GovInfoSecurity reports on a new privacy law concerning medical data in Texas:
Republican Lois Kolkhorst, a sponsor of the law, says the legislation was motivated primarily by recognition that electronic health records and the exchange of health data are becoming more common in light of the HITECH Act’s federal EHR incentive program. The federal funding for automating and exchanging records “was really the egg cracking wide open,” she says. […]
The new law, which goes into effect in September 2012, establishes what amounts to an infrastructure for state oversight of healthcare privacy and enforcement of guidelines, complete with tougher civil penalties for violations, [Lynn Sessions of the law firm Baker Hostetler] explains. […]
Among the new law’s provisions are:
- An explicit ban on selling personal health information for a profit. […]
- A requirement that all covered entities, as defined under state law, comply with HIPAA. Texas law already defines “covered entities” much more broadly than HIPAA, applying the term to any organization that handles health information. […]
- A provision that healthcare providers must provide patients, upon request, with an electronic copy of their records within 15 business days.
- Creation by the attorney general of a system for receiving complaints as well as a website with detailed information on consumer’s healthcare privacy rights under state and federal law.

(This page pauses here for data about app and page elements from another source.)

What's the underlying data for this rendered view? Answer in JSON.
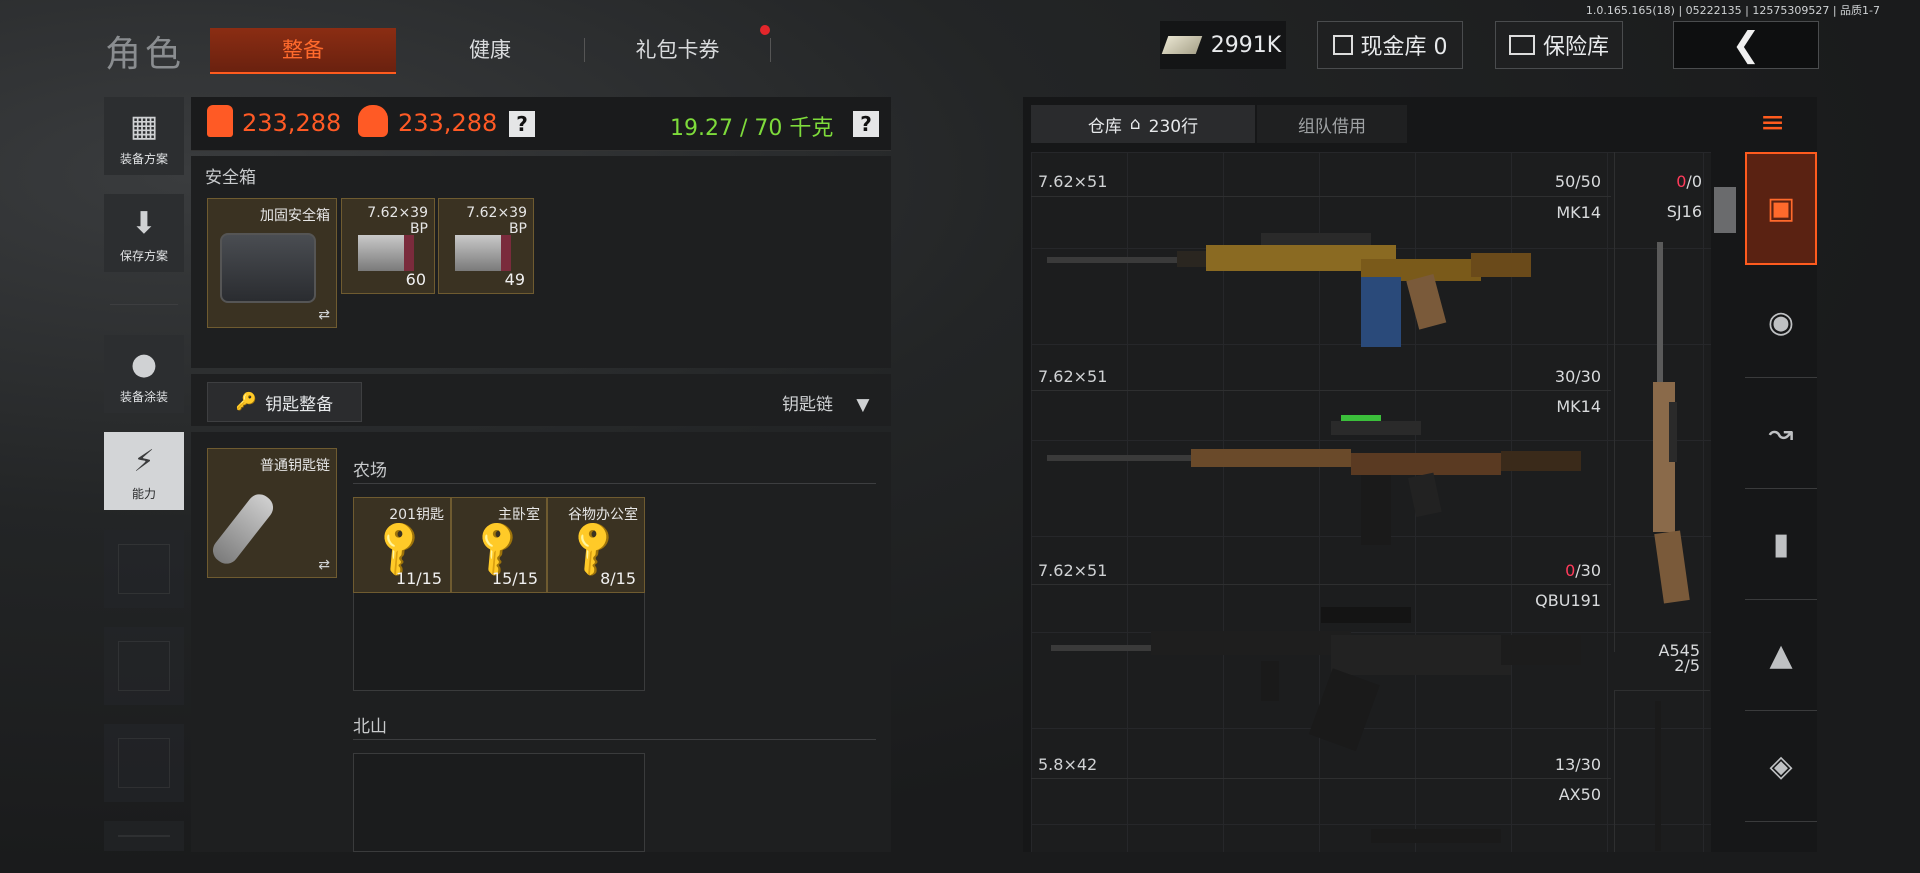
{
  "header": {
    "title": "角色",
    "tabs": [
      {
        "label": "整备"
      },
      {
        "label": "健康"
      },
      {
        "label": "礼包卡券"
      }
    ],
    "version": "1.0.165.165(18) | 05222135 | 12575309527 | 品质1-7",
    "money": "2991K",
    "cash_vault": "现金库 0",
    "safe_vault": "保险库"
  },
  "sidebar": {
    "items": [
      {
        "label": "装备方案"
      },
      {
        "label": "保存方案"
      },
      {
        "label": "装备涂装"
      },
      {
        "label": "能力"
      }
    ]
  },
  "stats": {
    "value1": "233,288",
    "value2": "233,288",
    "help": "?",
    "weight": "19.27 / 70 千克"
  },
  "safebox": {
    "section_label": "安全箱",
    "container_name": "加固安全箱",
    "items": [
      {
        "label": "7.62×39\nBP",
        "count": "60"
      },
      {
        "label": "7.62×39\nBP",
        "count": "49"
      }
    ]
  },
  "keys": {
    "button_label": "钥匙整备",
    "dropdown_label": "钥匙链",
    "keychain_name": "普通钥匙链",
    "farm_label": "农场",
    "farm_keys": [
      {
        "label": "201钥匙",
        "count": "11/15"
      },
      {
        "label": "主卧室",
        "count": "15/15"
      },
      {
        "label": "谷物办公室",
        "count": "8/15"
      }
    ],
    "north_label": "北山"
  },
  "warehouse": {
    "tab_label": "仓库",
    "rows": "230行",
    "tab2_label": "组队借用",
    "weapons": [
      {
        "caliber": "7.62×51",
        "ammo": "50/50",
        "name": "MK14"
      },
      {
        "caliber": "7.62×51",
        "ammo": "30/30",
        "name": "MK14"
      },
      {
        "caliber": "7.62×51",
        "ammo_red": "0",
        "ammo_rest": "/30",
        "name": "QBU191"
      },
      {
        "caliber": "5.8×42",
        "ammo": "13/30",
        "name": "AX50"
      }
    ],
    "side_weapons": [
      {
        "name": "SJ16",
        "ammo_red": "0",
        "ammo_rest": "/0"
      },
      {
        "name": "A545",
        "ammo": "2/5"
      }
    ]
  },
  "colors": {
    "accent": "#ff5b1e",
    "weight_green": "#7edb3b",
    "alert_red": "#ff3b5b"
  }
}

- Creation by a state commission of privacy and security standards for electronic sharing of protected health information.